Sustainable methods for food production are sought as the global population increases and the Food and Agricultural Organization (FAO) of the United Nations has recognized aquaculture as a key contributor to global food security.
This proposal aims to valorize salmon processing waste into new environmentally-benign functional materials for chemical catalysis, and the biomedical and energy sectors. The proposed technology will impact the triple bottom line as follows: increased profit for aquaculture/fish processing activities as secondary products are manufactured, increased employment opportunities in rural regions in a female dominated industry, and reduced environmental pollution from biologically hazardous waste.

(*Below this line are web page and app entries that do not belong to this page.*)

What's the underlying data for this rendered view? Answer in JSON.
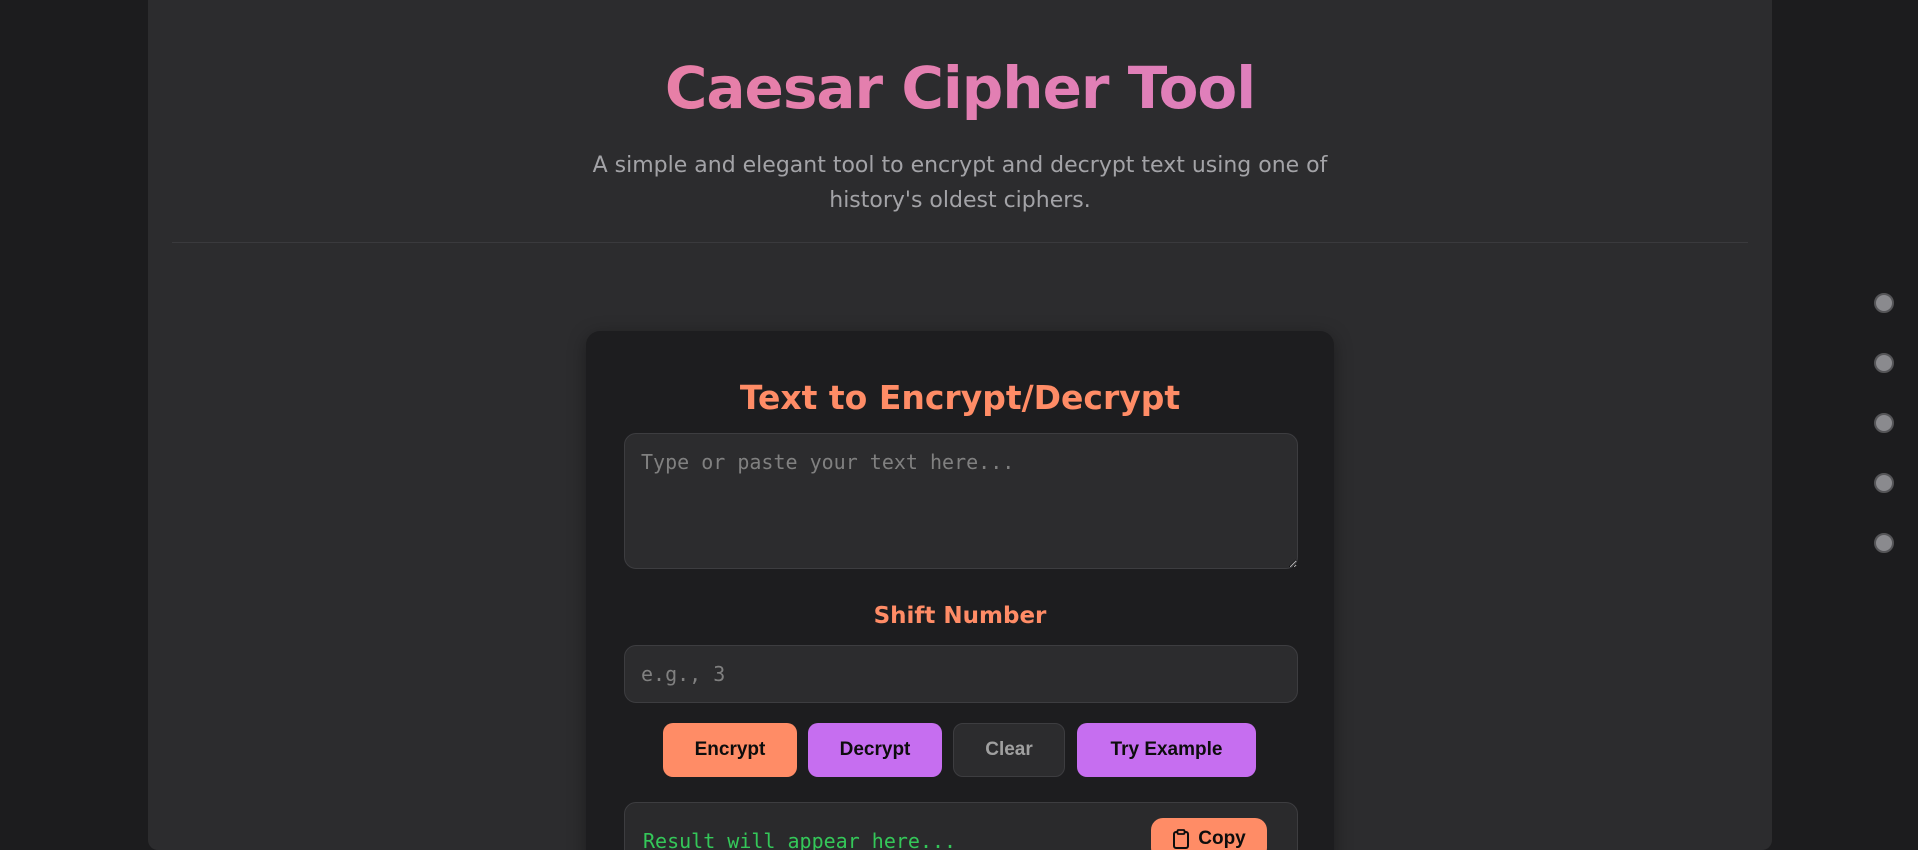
{
  "header": {
    "title": "Caesar Cipher Tool",
    "subtitle": "A simple and elegant tool to encrypt and decrypt text using one of history's oldest ciphers."
  },
  "card": {
    "heading": "Text to Encrypt/Decrypt",
    "text_input": {
      "value": "",
      "placeholder": "Type or paste your text here..."
    },
    "shift_label": "Shift Number",
    "shift_input": {
      "value": "",
      "placeholder": "e.g., 3"
    },
    "buttons": {
      "encrypt": "Encrypt",
      "decrypt": "Decrypt",
      "clear": "Clear",
      "example": "Try Example"
    },
    "result": {
      "placeholder_text": "Result will appear here...",
      "copy_label": "Copy",
      "copy_icon": "clipboard-icon"
    }
  },
  "side_nav": {
    "dots": [
      "section-1",
      "section-2",
      "section-3",
      "section-4",
      "section-5"
    ]
  },
  "colors": {
    "page_background": "#1c1c1e",
    "panel_background": "#2c2c2e",
    "card_background": "#1d1d1f",
    "accent_orange": "#ff8c66",
    "accent_purple": "#c66ef0",
    "title_gradient_start": "#ef7f93",
    "title_gradient_end": "#d77fd0",
    "result_text": "#34c759"
  }
}
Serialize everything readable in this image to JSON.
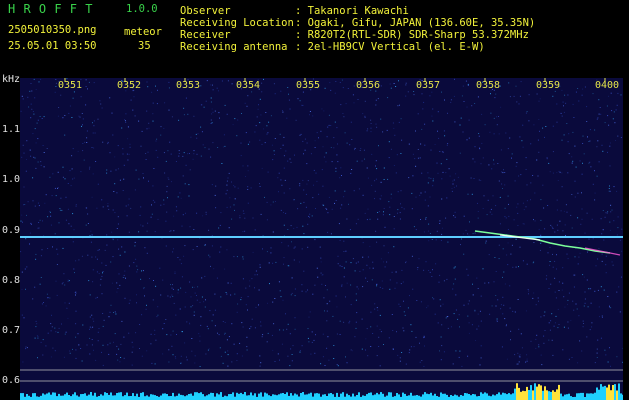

Enhanced scholarship for a PhD student to develop skills and knowledge in the area of green materials chemistry. The student will be based at Memorial University but also spend time at the NRC site in Montréal. They will develop an environmentally sustainable method for transforming salmon processing waste into advanced biogenic nanomaterials. The utility of these nanomaterials in proof-of-concept activities (e.g. biomedical, catalysis and/or the energy sector) will be investigated to yield potentially high-value bio-products. This builds on recent research from the Kerton group: Matter, 2020, 3, 2029-2041; Green Chem., 2019, 21, 3920-3929.